Website and app data records
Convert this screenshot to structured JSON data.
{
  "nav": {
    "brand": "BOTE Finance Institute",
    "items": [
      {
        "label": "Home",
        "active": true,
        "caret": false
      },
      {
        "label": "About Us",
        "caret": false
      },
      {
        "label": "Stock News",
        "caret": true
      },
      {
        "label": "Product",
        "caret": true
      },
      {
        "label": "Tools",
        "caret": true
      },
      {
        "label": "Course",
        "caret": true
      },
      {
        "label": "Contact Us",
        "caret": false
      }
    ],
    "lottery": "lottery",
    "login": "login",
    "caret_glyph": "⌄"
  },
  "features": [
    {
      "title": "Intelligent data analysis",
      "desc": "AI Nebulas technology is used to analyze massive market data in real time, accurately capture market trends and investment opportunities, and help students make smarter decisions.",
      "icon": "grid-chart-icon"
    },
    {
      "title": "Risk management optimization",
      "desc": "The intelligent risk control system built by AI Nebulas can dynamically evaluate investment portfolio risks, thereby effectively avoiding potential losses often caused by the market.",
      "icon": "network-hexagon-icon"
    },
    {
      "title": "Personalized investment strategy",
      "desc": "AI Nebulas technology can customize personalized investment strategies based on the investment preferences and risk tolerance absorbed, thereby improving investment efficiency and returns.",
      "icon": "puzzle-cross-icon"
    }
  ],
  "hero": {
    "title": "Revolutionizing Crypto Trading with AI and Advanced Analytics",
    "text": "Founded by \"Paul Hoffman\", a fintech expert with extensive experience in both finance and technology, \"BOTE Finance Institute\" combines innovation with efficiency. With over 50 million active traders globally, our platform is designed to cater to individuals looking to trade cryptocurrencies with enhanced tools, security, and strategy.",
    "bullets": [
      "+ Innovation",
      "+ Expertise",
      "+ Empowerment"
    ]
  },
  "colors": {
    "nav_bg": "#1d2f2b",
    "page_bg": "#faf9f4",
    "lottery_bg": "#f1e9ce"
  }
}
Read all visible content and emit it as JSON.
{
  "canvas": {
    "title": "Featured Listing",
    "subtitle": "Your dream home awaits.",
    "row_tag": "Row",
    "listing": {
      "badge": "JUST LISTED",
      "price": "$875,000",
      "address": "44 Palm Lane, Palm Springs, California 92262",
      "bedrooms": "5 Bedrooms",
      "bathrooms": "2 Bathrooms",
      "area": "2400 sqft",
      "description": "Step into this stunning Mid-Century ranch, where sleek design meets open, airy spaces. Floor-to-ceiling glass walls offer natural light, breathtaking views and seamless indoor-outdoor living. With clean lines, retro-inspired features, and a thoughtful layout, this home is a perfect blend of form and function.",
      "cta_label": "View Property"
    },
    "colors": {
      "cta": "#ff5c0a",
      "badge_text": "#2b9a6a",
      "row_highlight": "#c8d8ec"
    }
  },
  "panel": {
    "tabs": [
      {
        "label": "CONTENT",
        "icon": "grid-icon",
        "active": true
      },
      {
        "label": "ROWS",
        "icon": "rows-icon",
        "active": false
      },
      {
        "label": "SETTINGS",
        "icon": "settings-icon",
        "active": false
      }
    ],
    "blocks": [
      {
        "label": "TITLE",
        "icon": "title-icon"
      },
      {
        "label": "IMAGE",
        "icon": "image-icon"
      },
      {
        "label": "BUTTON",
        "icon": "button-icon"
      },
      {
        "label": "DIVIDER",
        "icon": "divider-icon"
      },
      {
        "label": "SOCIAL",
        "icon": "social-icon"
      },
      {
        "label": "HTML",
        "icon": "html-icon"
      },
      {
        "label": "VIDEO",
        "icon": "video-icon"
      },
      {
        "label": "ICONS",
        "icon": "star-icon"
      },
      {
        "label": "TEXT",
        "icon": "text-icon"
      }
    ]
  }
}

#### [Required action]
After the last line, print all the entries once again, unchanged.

#### [Response area]
Convert this screenshot to structured JSON data.
{
  "nav": {
    "brand": "BOTE Finance Institute",
    "items": [
      {
        "label": "Home",
        "active": true,
        "caret": false
      },
      {
        "label": "About Us",
        "caret": false
      },
      {
        "label": "Stock News",
        "caret": true
      },
      {
        "label": "Product",
        "caret": true
      },
      {
        "label": "Tools",
        "caret": true
      },
      {
        "label": "Course",
        "caret": true
      },
      {
        "label": "Contact Us",
        "caret": false
      }
    ],
    "lottery": "lottery",
    "login": "login",
    "caret_glyph": "⌄"
  },
  "features": [
    {
      "title": "Intelligent data analysis",
      "desc": "AI Nebulas technology is used to analyze massive market data in real time, accurately capture market trends and investment opportunities, and help students make smarter decisions.",
      "icon": "grid-chart-icon"
    },
    {
      "title": "Risk management optimization",
      "desc": "The intelligent risk control system built by AI Nebulas can dynamically evaluate investment portfolio risks, thereby effectively avoiding potential losses often caused by the market.",
      "icon": "network-hexagon-icon"
    },
    {
      "title": "Personalized investment strategy",
      "desc": "AI Nebulas technology can customize personalized investment strategies based on the investment preferences and risk tolerance absorbed, thereby improving investment efficiency and returns.",
      "icon": "puzzle-cross-icon"
    }
  ],
  "hero": {
    "title": "Revolutionizing Crypto Trading with AI and Advanced Analytics",
    "text": "Founded by \"Paul Hoffman\", a fintech expert with extensive experience in both finance and technology, \"BOTE Finance Institute\" combines innovation with efficiency. With over 50 million active traders globally, our platform is designed to cater to individuals looking to trade cryptocurrencies with enhanced tools, security, and strategy.",
    "bullets": [
      "+ Innovation",
      "+ Expertise",
      "+ Empowerment"
    ]
  },
  "colors": {
    "nav_bg": "#1d2f2b",
    "page_bg": "#faf9f4",
    "lottery_bg": "#f1e9ce"
  }
}
Read all visible content and emit it as JSON.
{
  "canvas": {
    "title": "Featured Listing",
    "subtitle": "Your dream home awaits.",
    "row_tag": "Row",
    "listing": {
      "badge": "JUST LISTED",
      "price": "$875,000",
      "address": "44 Palm Lane, Palm Springs, California 92262",
      "bedrooms": "5 Bedrooms",
      "bathrooms": "2 Bathrooms",
      "area": "2400 sqft",
      "description": "Step into this stunning Mid-Century ranch, where sleek design meets open, airy spaces. Floor-to-ceiling glass walls offer natural light, breathtaking views and seamless indoor-outdoor living. With clean lines, retro-inspired features, and a thoughtful layout, this home is a perfect blend of form and function.",
      "cta_label": "View Property"
    },
    "colors": {
      "cta": "#ff5c0a",
      "badge_text": "#2b9a6a",
      "row_highlight": "#c8d8ec"
    }
  },
  "panel": {
    "tabs": [
      {
        "label": "CONTENT",
        "icon": "grid-icon",
        "active": true
      },
      {
        "label": "ROWS",
        "icon": "rows-icon",
        "active": false
      },
      {
        "label": "SETTINGS",
        "icon": "settings-icon",
        "active": false
      }
    ],
    "blocks": [
      {
        "label": "TITLE",
        "icon": "title-icon"
      },
      {
        "label": "IMAGE",
        "icon": "image-icon"
      },
      {
        "label": "BUTTON",
        "icon": "button-icon"
      },
      {
        "label": "DIVIDER",
        "icon": "divider-icon"
      },
      {
        "label": "SOCIAL",
        "icon": "social-icon"
      },
      {
        "label": "HTML",
        "icon": "html-icon"
      },
      {
        "label": "VIDEO",
        "icon": "video-icon"
      },
      {
        "label": "ICONS",
        "icon": "star-icon"
      },
      {
        "label": "TEXT",
        "icon": "text-icon"
      }
    ]
  }
}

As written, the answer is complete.